Given data:
######
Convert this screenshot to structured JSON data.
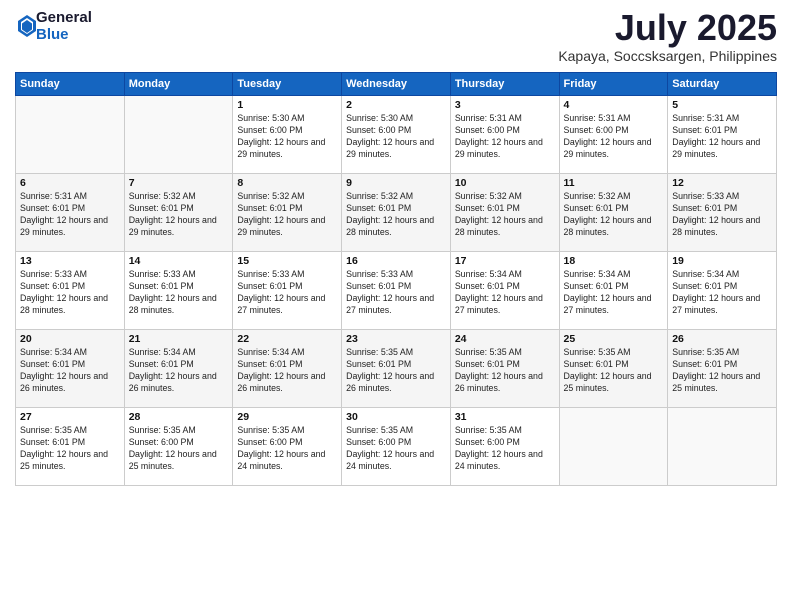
{
  "logo": {
    "general": "General",
    "blue": "Blue"
  },
  "title": {
    "month_year": "July 2025",
    "location": "Kapaya, Soccsksargen, Philippines"
  },
  "weekdays": [
    "Sunday",
    "Monday",
    "Tuesday",
    "Wednesday",
    "Thursday",
    "Friday",
    "Saturday"
  ],
  "weeks": [
    [
      {
        "day": "",
        "info": ""
      },
      {
        "day": "",
        "info": ""
      },
      {
        "day": "1",
        "info": "Sunrise: 5:30 AM\nSunset: 6:00 PM\nDaylight: 12 hours and 29 minutes."
      },
      {
        "day": "2",
        "info": "Sunrise: 5:30 AM\nSunset: 6:00 PM\nDaylight: 12 hours and 29 minutes."
      },
      {
        "day": "3",
        "info": "Sunrise: 5:31 AM\nSunset: 6:00 PM\nDaylight: 12 hours and 29 minutes."
      },
      {
        "day": "4",
        "info": "Sunrise: 5:31 AM\nSunset: 6:00 PM\nDaylight: 12 hours and 29 minutes."
      },
      {
        "day": "5",
        "info": "Sunrise: 5:31 AM\nSunset: 6:01 PM\nDaylight: 12 hours and 29 minutes."
      }
    ],
    [
      {
        "day": "6",
        "info": "Sunrise: 5:31 AM\nSunset: 6:01 PM\nDaylight: 12 hours and 29 minutes."
      },
      {
        "day": "7",
        "info": "Sunrise: 5:32 AM\nSunset: 6:01 PM\nDaylight: 12 hours and 29 minutes."
      },
      {
        "day": "8",
        "info": "Sunrise: 5:32 AM\nSunset: 6:01 PM\nDaylight: 12 hours and 29 minutes."
      },
      {
        "day": "9",
        "info": "Sunrise: 5:32 AM\nSunset: 6:01 PM\nDaylight: 12 hours and 28 minutes."
      },
      {
        "day": "10",
        "info": "Sunrise: 5:32 AM\nSunset: 6:01 PM\nDaylight: 12 hours and 28 minutes."
      },
      {
        "day": "11",
        "info": "Sunrise: 5:32 AM\nSunset: 6:01 PM\nDaylight: 12 hours and 28 minutes."
      },
      {
        "day": "12",
        "info": "Sunrise: 5:33 AM\nSunset: 6:01 PM\nDaylight: 12 hours and 28 minutes."
      }
    ],
    [
      {
        "day": "13",
        "info": "Sunrise: 5:33 AM\nSunset: 6:01 PM\nDaylight: 12 hours and 28 minutes."
      },
      {
        "day": "14",
        "info": "Sunrise: 5:33 AM\nSunset: 6:01 PM\nDaylight: 12 hours and 28 minutes."
      },
      {
        "day": "15",
        "info": "Sunrise: 5:33 AM\nSunset: 6:01 PM\nDaylight: 12 hours and 27 minutes."
      },
      {
        "day": "16",
        "info": "Sunrise: 5:33 AM\nSunset: 6:01 PM\nDaylight: 12 hours and 27 minutes."
      },
      {
        "day": "17",
        "info": "Sunrise: 5:34 AM\nSunset: 6:01 PM\nDaylight: 12 hours and 27 minutes."
      },
      {
        "day": "18",
        "info": "Sunrise: 5:34 AM\nSunset: 6:01 PM\nDaylight: 12 hours and 27 minutes."
      },
      {
        "day": "19",
        "info": "Sunrise: 5:34 AM\nSunset: 6:01 PM\nDaylight: 12 hours and 27 minutes."
      }
    ],
    [
      {
        "day": "20",
        "info": "Sunrise: 5:34 AM\nSunset: 6:01 PM\nDaylight: 12 hours and 26 minutes."
      },
      {
        "day": "21",
        "info": "Sunrise: 5:34 AM\nSunset: 6:01 PM\nDaylight: 12 hours and 26 minutes."
      },
      {
        "day": "22",
        "info": "Sunrise: 5:34 AM\nSunset: 6:01 PM\nDaylight: 12 hours and 26 minutes."
      },
      {
        "day": "23",
        "info": "Sunrise: 5:35 AM\nSunset: 6:01 PM\nDaylight: 12 hours and 26 minutes."
      },
      {
        "day": "24",
        "info": "Sunrise: 5:35 AM\nSunset: 6:01 PM\nDaylight: 12 hours and 26 minutes."
      },
      {
        "day": "25",
        "info": "Sunrise: 5:35 AM\nSunset: 6:01 PM\nDaylight: 12 hours and 25 minutes."
      },
      {
        "day": "26",
        "info": "Sunrise: 5:35 AM\nSunset: 6:01 PM\nDaylight: 12 hours and 25 minutes."
      }
    ],
    [
      {
        "day": "27",
        "info": "Sunrise: 5:35 AM\nSunset: 6:01 PM\nDaylight: 12 hours and 25 minutes."
      },
      {
        "day": "28",
        "info": "Sunrise: 5:35 AM\nSunset: 6:00 PM\nDaylight: 12 hours and 25 minutes."
      },
      {
        "day": "29",
        "info": "Sunrise: 5:35 AM\nSunset: 6:00 PM\nDaylight: 12 hours and 24 minutes."
      },
      {
        "day": "30",
        "info": "Sunrise: 5:35 AM\nSunset: 6:00 PM\nDaylight: 12 hours and 24 minutes."
      },
      {
        "day": "31",
        "info": "Sunrise: 5:35 AM\nSunset: 6:00 PM\nDaylight: 12 hours and 24 minutes."
      },
      {
        "day": "",
        "info": ""
      },
      {
        "day": "",
        "info": ""
      }
    ]
  ]
}
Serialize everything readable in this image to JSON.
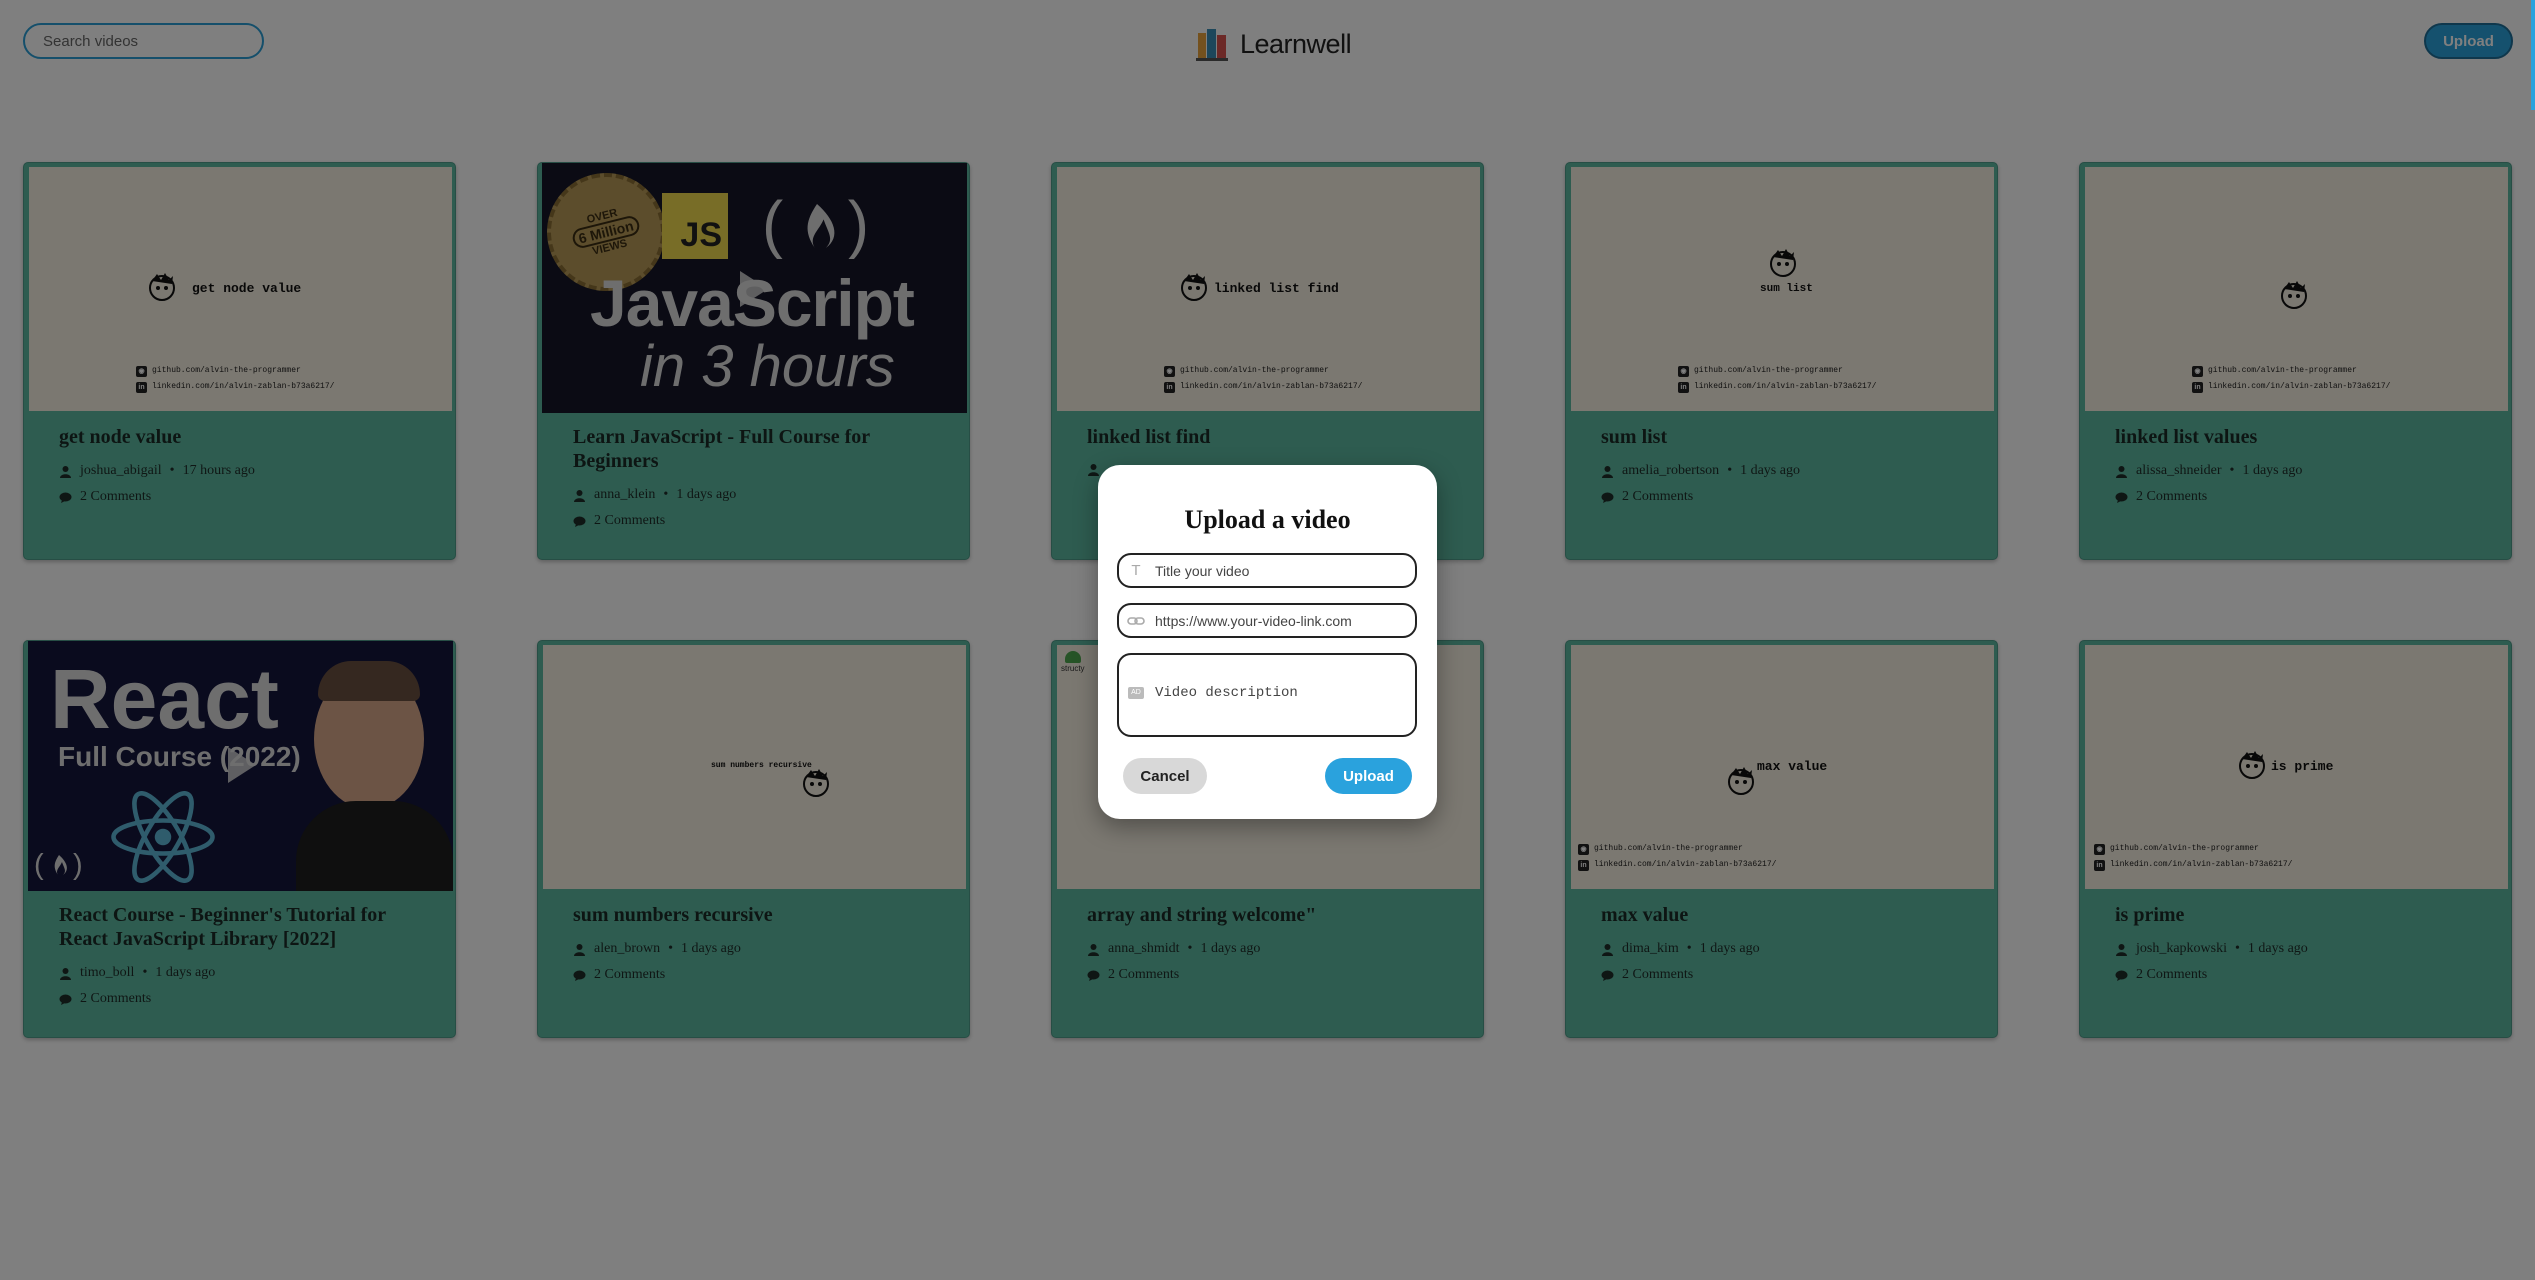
{
  "header": {
    "search_placeholder": "Search videos",
    "brand": "Learnwell",
    "upload_label": "Upload"
  },
  "videos": [
    {
      "title": "get node value",
      "thumb_text": "get node value",
      "author": "joshua_abigail",
      "time": "17 hours ago",
      "comments": "2 Comments"
    },
    {
      "title": "Learn JavaScript - Full Course for Beginners",
      "author": "anna_klein",
      "time": "1 days ago",
      "comments": "2 Comments",
      "thumb_big": "JavaScript",
      "thumb_sub": "in 3 hours",
      "badge_top": "OVER",
      "badge_mid": "6 Million",
      "badge_bot": "VIEWS",
      "js": "JS"
    },
    {
      "title": "linked list find",
      "thumb_text": "linked list find",
      "author": "",
      "time": "",
      "comments": ""
    },
    {
      "title": "sum list",
      "thumb_text": "sum list",
      "author": "amelia_robertson",
      "time": "1 days ago",
      "comments": "2 Comments"
    },
    {
      "title": "linked list values",
      "thumb_text": "",
      "author": "alissa_shneider",
      "time": "1 days ago",
      "comments": "2 Comments"
    },
    {
      "title": "React Course - Beginner's Tutorial for React JavaScript Library [2022]",
      "author": "timo_boll",
      "time": "1 days ago",
      "comments": "2 Comments",
      "thumb_big": "React",
      "thumb_sub": "Full Course",
      "thumb_year": "(2022)"
    },
    {
      "title": "sum numbers recursive",
      "thumb_text": "sum numbers recursive",
      "author": "alen_brown",
      "time": "1 days ago",
      "comments": "2 Comments"
    },
    {
      "title": "array and string welcome\"",
      "thumb_text": "",
      "author": "anna_shmidt",
      "time": "1 days ago",
      "comments": "2 Comments",
      "thumb_brand": "structy"
    },
    {
      "title": "max value",
      "thumb_text": "max value",
      "author": "dima_kim",
      "time": "1 days ago",
      "comments": "2 Comments"
    },
    {
      "title": "is prime",
      "thumb_text": "is prime",
      "author": "josh_kapkowski",
      "time": "1 days ago",
      "comments": "2 Comments"
    }
  ],
  "thumb_links": {
    "github": "github.com/alvin-the-programmer",
    "linkedin": "linkedin.com/in/alvin-zablan-b73a6217/"
  },
  "modal": {
    "title": "Upload a video",
    "title_placeholder": "Title your video",
    "url_placeholder": "https://www.your-video-link.com",
    "description_placeholder": "Video description",
    "cancel_label": "Cancel",
    "upload_label": "Upload"
  },
  "colors": {
    "accent": "#2aa2dd",
    "card": "#5cb8a1",
    "overlay": "rgba(0,0,0,0.5)"
  }
}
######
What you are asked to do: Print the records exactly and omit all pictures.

Solution for this exercise:
Convert this screenshot to structured JSON data.
{
  "logo": {
    "general": "General",
    "blue": "Blue"
  },
  "title": {
    "month_year": "July 2025",
    "location": "Kapaya, Soccsksargen, Philippines"
  },
  "weekdays": [
    "Sunday",
    "Monday",
    "Tuesday",
    "Wednesday",
    "Thursday",
    "Friday",
    "Saturday"
  ],
  "weeks": [
    [
      {
        "day": "",
        "info": ""
      },
      {
        "day": "",
        "info": ""
      },
      {
        "day": "1",
        "info": "Sunrise: 5:30 AM\nSunset: 6:00 PM\nDaylight: 12 hours and 29 minutes."
      },
      {
        "day": "2",
        "info": "Sunrise: 5:30 AM\nSunset: 6:00 PM\nDaylight: 12 hours and 29 minutes."
      },
      {
        "day": "3",
        "info": "Sunrise: 5:31 AM\nSunset: 6:00 PM\nDaylight: 12 hours and 29 minutes."
      },
      {
        "day": "4",
        "info": "Sunrise: 5:31 AM\nSunset: 6:00 PM\nDaylight: 12 hours and 29 minutes."
      },
      {
        "day": "5",
        "info": "Sunrise: 5:31 AM\nSunset: 6:01 PM\nDaylight: 12 hours and 29 minutes."
      }
    ],
    [
      {
        "day": "6",
        "info": "Sunrise: 5:31 AM\nSunset: 6:01 PM\nDaylight: 12 hours and 29 minutes."
      },
      {
        "day": "7",
        "info": "Sunrise: 5:32 AM\nSunset: 6:01 PM\nDaylight: 12 hours and 29 minutes."
      },
      {
        "day": "8",
        "info": "Sunrise: 5:32 AM\nSunset: 6:01 PM\nDaylight: 12 hours and 29 minutes."
      },
      {
        "day": "9",
        "info": "Sunrise: 5:32 AM\nSunset: 6:01 PM\nDaylight: 12 hours and 28 minutes."
      },
      {
        "day": "10",
        "info": "Sunrise: 5:32 AM\nSunset: 6:01 PM\nDaylight: 12 hours and 28 minutes."
      },
      {
        "day": "11",
        "info": "Sunrise: 5:32 AM\nSunset: 6:01 PM\nDaylight: 12 hours and 28 minutes."
      },
      {
        "day": "12",
        "info": "Sunrise: 5:33 AM\nSunset: 6:01 PM\nDaylight: 12 hours and 28 minutes."
      }
    ],
    [
      {
        "day": "13",
        "info": "Sunrise: 5:33 AM\nSunset: 6:01 PM\nDaylight: 12 hours and 28 minutes."
      },
      {
        "day": "14",
        "info": "Sunrise: 5:33 AM\nSunset: 6:01 PM\nDaylight: 12 hours and 28 minutes."
      },
      {
        "day": "15",
        "info": "Sunrise: 5:33 AM\nSunset: 6:01 PM\nDaylight: 12 hours and 27 minutes."
      },
      {
        "day": "16",
        "info": "Sunrise: 5:33 AM\nSunset: 6:01 PM\nDaylight: 12 hours and 27 minutes."
      },
      {
        "day": "17",
        "info": "Sunrise: 5:34 AM\nSunset: 6:01 PM\nDaylight: 12 hours and 27 minutes."
      },
      {
        "day": "18",
        "info": "Sunrise: 5:34 AM\nSunset: 6:01 PM\nDaylight: 12 hours and 27 minutes."
      },
      {
        "day": "19",
        "info": "Sunrise: 5:34 AM\nSunset: 6:01 PM\nDaylight: 12 hours and 27 minutes."
      }
    ],
    [
      {
        "day": "20",
        "info": "Sunrise: 5:34 AM\nSunset: 6:01 PM\nDaylight: 12 hours and 26 minutes."
      },
      {
        "day": "21",
        "info": "Sunrise: 5:34 AM\nSunset: 6:01 PM\nDaylight: 12 hours and 26 minutes."
      },
      {
        "day": "22",
        "info": "Sunrise: 5:34 AM\nSunset: 6:01 PM\nDaylight: 12 hours and 26 minutes."
      },
      {
        "day": "23",
        "info": "Sunrise: 5:35 AM\nSunset: 6:01 PM\nDaylight: 12 hours and 26 minutes."
      },
      {
        "day": "24",
        "info": "Sunrise: 5:35 AM\nSunset: 6:01 PM\nDaylight: 12 hours and 26 minutes."
      },
      {
        "day": "25",
        "info": "Sunrise: 5:35 AM\nSunset: 6:01 PM\nDaylight: 12 hours and 25 minutes."
      },
      {
        "day": "26",
        "info": "Sunrise: 5:35 AM\nSunset: 6:01 PM\nDaylight: 12 hours and 25 minutes."
      }
    ],
    [
      {
        "day": "27",
        "info": "Sunrise: 5:35 AM\nSunset: 6:01 PM\nDaylight: 12 hours and 25 minutes."
      },
      {
        "day": "28",
        "info": "Sunrise: 5:35 AM\nSunset: 6:00 PM\nDaylight: 12 hours and 25 minutes."
      },
      {
        "day": "29",
        "info": "Sunrise: 5:35 AM\nSunset: 6:00 PM\nDaylight: 12 hours and 24 minutes."
      },
      {
        "day": "30",
        "info": "Sunrise: 5:35 AM\nSunset: 6:00 PM\nDaylight: 12 hours and 24 minutes."
      },
      {
        "day": "31",
        "info": "Sunrise: 5:35 AM\nSunset: 6:00 PM\nDaylight: 12 hours and 24 minutes."
      },
      {
        "day": "",
        "info": ""
      },
      {
        "day": "",
        "info": ""
      }
    ]
  ]
}
Serialize everything readable in this image to JSON.
{
  "header": {
    "search_placeholder": "Search videos",
    "brand": "Learnwell",
    "upload_label": "Upload"
  },
  "videos": [
    {
      "title": "get node value",
      "thumb_text": "get node value",
      "author": "joshua_abigail",
      "time": "17 hours ago",
      "comments": "2 Comments"
    },
    {
      "title": "Learn JavaScript - Full Course for Beginners",
      "author": "anna_klein",
      "time": "1 days ago",
      "comments": "2 Comments",
      "thumb_big": "JavaScript",
      "thumb_sub": "in 3 hours",
      "badge_top": "OVER",
      "badge_mid": "6 Million",
      "badge_bot": "VIEWS",
      "js": "JS"
    },
    {
      "title": "linked list find",
      "thumb_text": "linked list find",
      "author": "",
      "time": "",
      "comments": ""
    },
    {
      "title": "sum list",
      "thumb_text": "sum list",
      "author": "amelia_robertson",
      "time": "1 days ago",
      "comments": "2 Comments"
    },
    {
      "title": "linked list values",
      "thumb_text": "",
      "author": "alissa_shneider",
      "time": "1 days ago",
      "comments": "2 Comments"
    },
    {
      "title": "React Course - Beginner's Tutorial for React JavaScript Library [2022]",
      "author": "timo_boll",
      "time": "1 days ago",
      "comments": "2 Comments",
      "thumb_big": "React",
      "thumb_sub": "Full Course",
      "thumb_year": "(2022)"
    },
    {
      "title": "sum numbers recursive",
      "thumb_text": "sum numbers recursive",
      "author": "alen_brown",
      "time": "1 days ago",
      "comments": "2 Comments"
    },
    {
      "title": "array and string welcome\"",
      "thumb_text": "",
      "author": "anna_shmidt",
      "time": "1 days ago",
      "comments": "2 Comments",
      "thumb_brand": "structy"
    },
    {
      "title": "max value",
      "thumb_text": "max value",
      "author": "dima_kim",
      "time": "1 days ago",
      "comments": "2 Comments"
    },
    {
      "title": "is prime",
      "thumb_text": "is prime",
      "author": "josh_kapkowski",
      "time": "1 days ago",
      "comments": "2 Comments"
    }
  ],
  "thumb_links": {
    "github": "github.com/alvin-the-programmer",
    "linkedin": "linkedin.com/in/alvin-zablan-b73a6217/"
  },
  "modal": {
    "title": "Upload a video",
    "title_placeholder": "Title your video",
    "url_placeholder": "https://www.your-video-link.com",
    "description_placeholder": "Video description",
    "cancel_label": "Cancel",
    "upload_label": "Upload"
  },
  "colors": {
    "accent": "#2aa2dd",
    "card": "#5cb8a1",
    "overlay": "rgba(0,0,0,0.5)"
  }
}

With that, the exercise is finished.